                     Why a blog?  Why now?
         I’ve been asking myself these two questions. Why do I want to write a blog and why do I want to write one now. I suppose anyone who writes a book or who is a columnist or who is a blog writer feels that he or she has something worthwhile to say that others may not be saying. Since I have been writing for a living for the past 30+ years, I want to try my hand in the blogosphere. And I’d like to think that on at least a few issues, you’ll find a different "take" than you’ll find anywhere else. As for "Why now?" the answer is simply why not now? Why wait?

         Here are a few of the topics I want to address in my blog. They’re topics about which I care very much.

  • Leadership—why it’s so important, and why there is so little of it. Why I believe that most leaders are made, not born and therefore why you can be a better leader. 
  • Success—what it takes to be successful in the marketplace. Is it just plain hard work? Is it luck? Is it perseverance? Is it being really smart? Or is it all that and much more? 
  • Integrity—why it is critically important to a well-lived life. Why it’s not only the right thing to do, but also the wise thing to do. And why there’s no substitute for this critical character trait. 
  • Bureaucracies—why well-run organizations, both for profit and nonprofit, tend to turn into dysfunctional top down bureaucracies. Is there anything that can be done about it? Can you really teach an "old dog" new tricks? 
  • Science vs. Politics—why politicians make lousy scientists. Why we need to listen to legitimate scientists and avoid politicians with agendas when we make national policy. 

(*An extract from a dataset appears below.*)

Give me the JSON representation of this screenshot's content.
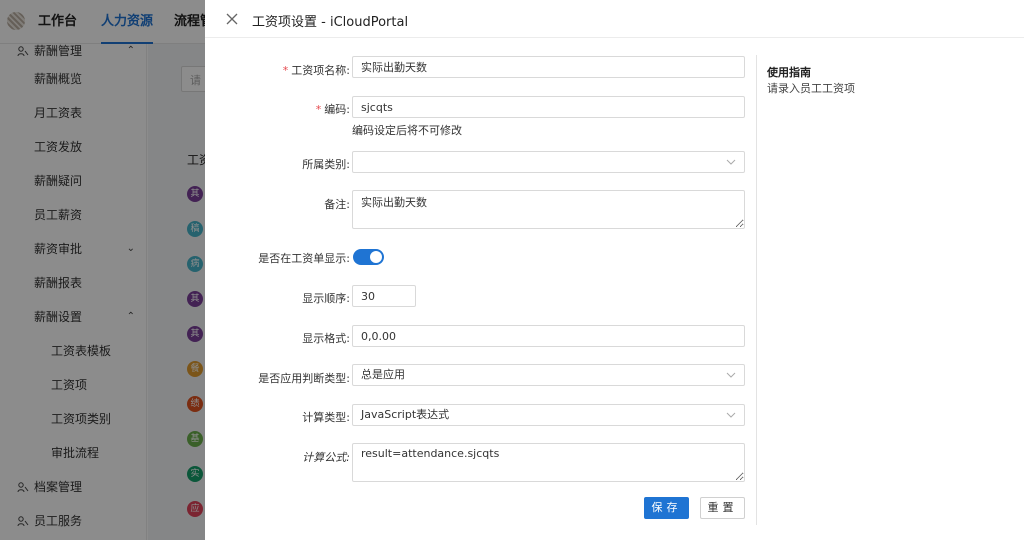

  • Apologetics—why science, anthropology, mathematics, and history make it illogical to believe there is no God. I won’t try to convince you there is a God as much as I will try to make the case that atheism make no sense using the tools of science, math, research, and history that are available to us today. 

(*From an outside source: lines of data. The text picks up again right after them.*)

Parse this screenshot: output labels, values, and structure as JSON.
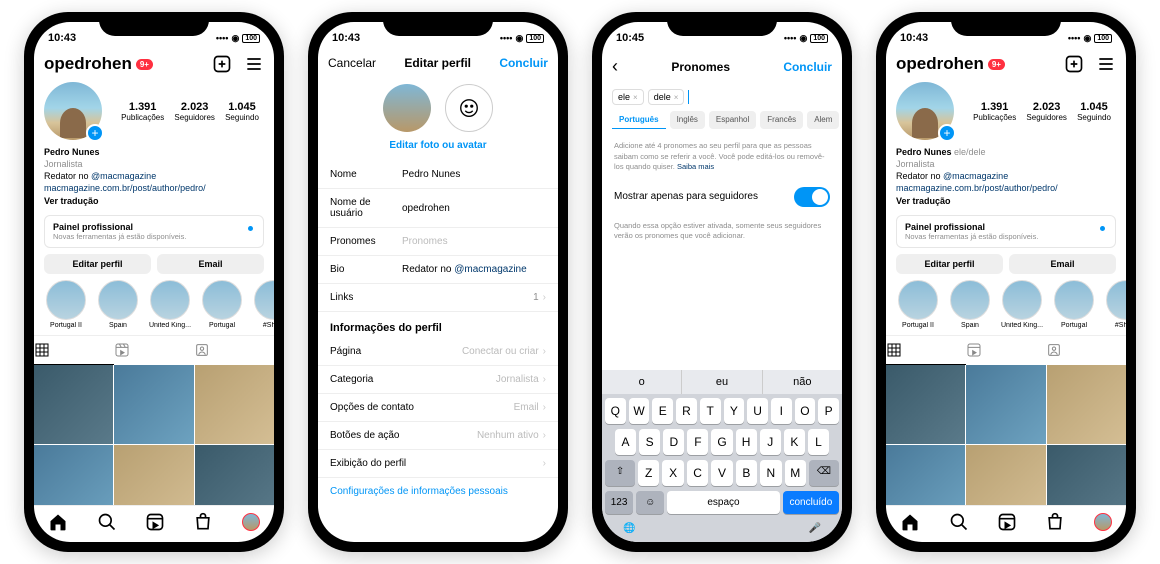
{
  "status": {
    "time1": "10:43",
    "time2": "10:43",
    "time3": "10:45",
    "time4": "10:43",
    "battery": "100"
  },
  "profile": {
    "username": "opedrohen",
    "badge": "9+",
    "stats": {
      "posts_n": "1.391",
      "posts_l": "Publicações",
      "followers_n": "2.023",
      "followers_l": "Seguidores",
      "following_n": "1.045",
      "following_l": "Seguindo"
    },
    "display_name": "Pedro Nunes",
    "pronouns_inline": "ele/dele",
    "category": "Jornalista",
    "bio_prefix": " Redator no ",
    "bio_mention": "@macmagazine",
    "bio_url": "macmagazine.com.br/post/author/pedro/",
    "translate": "Ver tradução",
    "panel_title": "Painel profissional",
    "panel_sub": "Novas ferramentas já estão disponíveis.",
    "edit_btn": "Editar perfil",
    "email_btn": "Email",
    "highlights": [
      "Portugal II",
      "Spain",
      "United King...",
      "Portugal",
      "#Shoto"
    ],
    "highlights4": [
      "Portugal II",
      "Spain",
      "United King...",
      "Portugal",
      "#Shoto"
    ]
  },
  "edit": {
    "cancel": "Cancelar",
    "title": "Editar perfil",
    "done": "Concluir",
    "photo_link": "Editar foto ou avatar",
    "rows": {
      "name_l": "Nome",
      "name_v": "Pedro Nunes",
      "user_l": "Nome de usuário",
      "user_v": "opedrohen",
      "pron_l": "Pronomes",
      "pron_ph": "Pronomes",
      "bio_l": "Bio",
      "bio_v_prefix": " Redator no ",
      "bio_v_tag": "@macmagazine",
      "links_l": "Links",
      "links_v": "1"
    },
    "section": "Informações do perfil",
    "page_l": "Página",
    "page_v": "Conectar ou criar",
    "cat_l": "Categoria",
    "cat_v": "Jornalista",
    "contact_l": "Opções de contato",
    "contact_v": "Email",
    "action_l": "Botões de ação",
    "action_v": "Nenhum ativo",
    "display_l": "Exibição do perfil",
    "config": "Configurações de informações pessoais"
  },
  "pronouns": {
    "title": "Pronomes",
    "done": "Concluir",
    "tokens": [
      "ele",
      "dele"
    ],
    "langs": [
      "Português",
      "Inglês",
      "Espanhol",
      "Francês",
      "Alem"
    ],
    "help": "Adicione até 4 pronomes ao seu perfil para que as pessoas saibam como se referir a você. Você pode editá-los ou removê-los quando quiser.",
    "help_more": "Saiba mais",
    "toggle_label": "Mostrar apenas para seguidores",
    "toggle_help": "Quando essa opção estiver ativada, somente seus seguidores verão os pronomes que você adicionar.",
    "suggestions": [
      "o",
      "eu",
      "não"
    ],
    "space": "espaço",
    "kbd_done": "concluído",
    "num_key": "123"
  }
}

  • Generosity—why you do yourself a disservice when you are not generous. And why you benefit more than the recipient when you give to an important cause or organization of your choosing.
         I hope to address these and other topics, as well as write a couple of book reviews, in the coming weeks and months. If I am perseverant and stick to my guns, I will write one or more blogs per week. That’s my goal. And I hope you will at least occasionally read what I have to say, and more important, respond with comments, observations, and arguments of your own.

         Well, it’s time to get started.